• [Task description]: Return each entry exactly, so that nothing in the data differs from the original.

• [Data]:
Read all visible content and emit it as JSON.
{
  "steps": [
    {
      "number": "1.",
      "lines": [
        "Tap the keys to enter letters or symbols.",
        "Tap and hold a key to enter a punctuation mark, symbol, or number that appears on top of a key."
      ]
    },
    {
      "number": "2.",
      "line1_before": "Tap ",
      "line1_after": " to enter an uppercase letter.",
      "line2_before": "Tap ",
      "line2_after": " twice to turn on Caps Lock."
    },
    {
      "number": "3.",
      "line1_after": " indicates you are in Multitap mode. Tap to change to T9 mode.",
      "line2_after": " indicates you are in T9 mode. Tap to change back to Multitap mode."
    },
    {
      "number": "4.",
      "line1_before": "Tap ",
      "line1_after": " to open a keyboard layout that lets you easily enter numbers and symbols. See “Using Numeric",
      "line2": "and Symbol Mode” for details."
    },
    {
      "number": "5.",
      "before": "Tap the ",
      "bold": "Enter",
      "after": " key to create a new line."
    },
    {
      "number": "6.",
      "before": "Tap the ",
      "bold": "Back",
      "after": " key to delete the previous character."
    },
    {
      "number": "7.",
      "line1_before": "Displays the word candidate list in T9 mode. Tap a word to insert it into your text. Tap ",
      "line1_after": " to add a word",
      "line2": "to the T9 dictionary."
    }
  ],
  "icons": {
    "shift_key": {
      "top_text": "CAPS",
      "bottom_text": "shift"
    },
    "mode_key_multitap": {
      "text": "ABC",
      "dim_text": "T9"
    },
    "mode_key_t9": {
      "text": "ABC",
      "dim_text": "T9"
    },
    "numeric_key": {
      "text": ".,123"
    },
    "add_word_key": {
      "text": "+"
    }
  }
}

• [Task result]:
Read all visible content and emit it as JSON.
{
  "steps": [
    {
      "number": "1.",
      "lines": [
        "Tap the keys to enter letters or symbols.",
        "Tap and hold a key to enter a punctuation mark, symbol, or number that appears on top of a key."
      ]
    },
    {
      "number": "2.",
      "line1_before": "Tap ",
      "line1_after": " to enter an uppercase letter.",
      "line2_before": "Tap ",
      "line2_after": " twice to turn on Caps Lock."
    },
    {
      "number": "3.",
      "line1_after": " indicates you are in Multitap mode. Tap to change to T9 mode.",
      "line2_after": " indicates you are in T9 mode. Tap to change back to Multitap mode."
    },
    {
      "number": "4.",
      "line1_before": "Tap ",
      "line1_after": " to open a keyboard layout that lets you easily enter numbers and symbols. See “Using Numeric",
      "line2": "and Symbol Mode” for details."
    },
    {
      "number": "5.",
      "before": "Tap the ",
      "bold": "Enter",
      "after": " key to create a new line."
    },
    {
      "number": "6.",
      "before": "Tap the ",
      "bold": "Back",
      "after": " key to delete the previous character."
    },
    {
      "number": "7.",
      "line1_before": "Displays the word candidate list in T9 mode. Tap a word to insert it into your text. Tap ",
      "line1_after": " to add a word",
      "line2": "to the T9 dictionary."
    }
  ],
  "icons": {
    "shift_key": {
      "top_text": "CAPS",
      "bottom_text": "shift"
    },
    "mode_key_multitap": {
      "text": "ABC",
      "dim_text": "T9"
    },
    "mode_key_t9": {
      "text": "ABC",
      "dim_text": "T9"
    },
    "numeric_key": {
      "text": ".,123"
    },
    "add_word_key": {
      "text": "+"
    }
  }
}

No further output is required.